To the astonishment of everyone, including himself, Issun started to grow in size, eventually reaching the height of a fully grown African elephant, brandishing a life-size ivory asaya staff.
His anger took precedence over his sudden transformation and he turned to instinctive combat mode. Standing upright and very tall, he charged at the oncoming hyenas, wielding his needle with precision and administering fatal blow after blow upon the wild dogs, killing four or five instantly.
The remaining hyenas fled in despair at the sight of such a vengeful adversary as Issun Boshi. Their leader, however, remained at a safe distance, taking in the events and keeping out of harm’s way, as her pack retreated to join her.
Swiss and Perrin raced back on hearing the distress calls and commotion from afar. They were just in time to witness the transformation of their adopted son and his devastating impact on the troop’s assailants.
‘So now we know, Bosh,’ said Swiss, ‘this is the special power that Narok had predicted would emerge.’
‘What just happened to me?’ said Bosh.
‘You saved us, Bosh, and we cannot thank you enough for your bravery.
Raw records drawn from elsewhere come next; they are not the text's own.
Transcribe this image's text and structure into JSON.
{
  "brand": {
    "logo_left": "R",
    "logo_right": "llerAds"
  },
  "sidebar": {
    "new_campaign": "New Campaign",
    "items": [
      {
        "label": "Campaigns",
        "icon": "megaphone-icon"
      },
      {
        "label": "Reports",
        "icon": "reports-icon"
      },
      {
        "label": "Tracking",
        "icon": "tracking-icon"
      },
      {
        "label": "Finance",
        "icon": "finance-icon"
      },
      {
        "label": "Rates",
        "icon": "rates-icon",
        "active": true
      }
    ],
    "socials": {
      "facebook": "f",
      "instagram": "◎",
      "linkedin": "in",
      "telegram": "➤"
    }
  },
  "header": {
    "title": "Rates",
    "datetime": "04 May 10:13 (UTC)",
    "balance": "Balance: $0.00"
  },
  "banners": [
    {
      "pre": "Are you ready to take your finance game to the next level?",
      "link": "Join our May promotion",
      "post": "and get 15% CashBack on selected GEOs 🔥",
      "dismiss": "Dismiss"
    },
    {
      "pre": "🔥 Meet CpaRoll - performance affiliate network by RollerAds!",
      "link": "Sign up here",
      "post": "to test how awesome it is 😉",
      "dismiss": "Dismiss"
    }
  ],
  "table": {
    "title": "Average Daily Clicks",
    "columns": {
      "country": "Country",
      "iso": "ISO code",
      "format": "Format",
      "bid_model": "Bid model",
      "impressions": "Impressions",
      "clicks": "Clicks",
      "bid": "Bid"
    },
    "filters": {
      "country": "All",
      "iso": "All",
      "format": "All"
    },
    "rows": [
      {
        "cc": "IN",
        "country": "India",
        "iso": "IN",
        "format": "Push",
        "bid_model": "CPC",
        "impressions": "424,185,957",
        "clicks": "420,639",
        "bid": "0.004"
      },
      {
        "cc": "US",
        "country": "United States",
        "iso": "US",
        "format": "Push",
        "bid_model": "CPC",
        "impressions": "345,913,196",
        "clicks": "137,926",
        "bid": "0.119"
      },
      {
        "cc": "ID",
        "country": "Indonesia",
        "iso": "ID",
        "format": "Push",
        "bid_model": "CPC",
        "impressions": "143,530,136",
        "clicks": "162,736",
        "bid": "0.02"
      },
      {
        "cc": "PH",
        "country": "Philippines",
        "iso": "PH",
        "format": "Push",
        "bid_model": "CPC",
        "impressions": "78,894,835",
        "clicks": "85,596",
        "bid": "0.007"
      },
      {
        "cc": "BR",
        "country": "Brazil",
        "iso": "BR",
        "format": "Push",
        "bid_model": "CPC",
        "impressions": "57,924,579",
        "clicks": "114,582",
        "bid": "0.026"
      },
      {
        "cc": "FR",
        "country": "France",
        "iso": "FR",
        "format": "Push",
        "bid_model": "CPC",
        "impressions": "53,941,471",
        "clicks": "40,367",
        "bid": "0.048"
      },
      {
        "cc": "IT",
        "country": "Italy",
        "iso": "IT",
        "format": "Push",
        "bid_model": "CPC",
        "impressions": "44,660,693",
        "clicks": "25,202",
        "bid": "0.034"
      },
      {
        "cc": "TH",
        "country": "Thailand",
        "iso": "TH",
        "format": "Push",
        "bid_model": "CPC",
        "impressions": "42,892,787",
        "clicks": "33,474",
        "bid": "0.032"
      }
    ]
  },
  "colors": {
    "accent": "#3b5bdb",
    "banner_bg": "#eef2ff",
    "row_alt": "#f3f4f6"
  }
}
Our casualties may have been much worse,’ said Perrin.
Moments later, Issun Boshi reverted to his previous size, and, once he was back to normal, Arthur hugged him in appreciation of his friend’s bravery.
Perrin picked up Bosh in his hand. ‘Remember this day, Bosh, and reflect on what just happened. Narok has given you a gift, but it appears to be a power either sparked by emotion or, as Arthur pointed out, the slamming of your needle against the ground. Whatever it is, the transformation seems to be short-lived, so use your new-found power wisely.’
Swiss stood at her partner’s side. ‘Bosh, it is with huge regret and a heavy heart that we are duty-bound to tell you your time with us has come to an end. We have enjoyed having you with us, but you must leave now, to follow the path the gods have set out for you.’
‘But I don’t want to leave you, I’m not ready to leave,’ Bosh replied.
‘Don’t worry, little one,’ said Perrin, ‘I’m sure we will see you again. Narok will see to that.’
Arthur made his way towards his friend and hugged him. ‘Take good care, Bosh, and remember that if you ever need me, I will be there for you.’
‘I’m going to miss all of you so much, but especially you, Arthur,’ said Bosh.
At that moment and, as Issun Boshi had experienced before, Narok swooped down and carefully collected him in his talons and whisked him away to start the next chapter of his amazing life.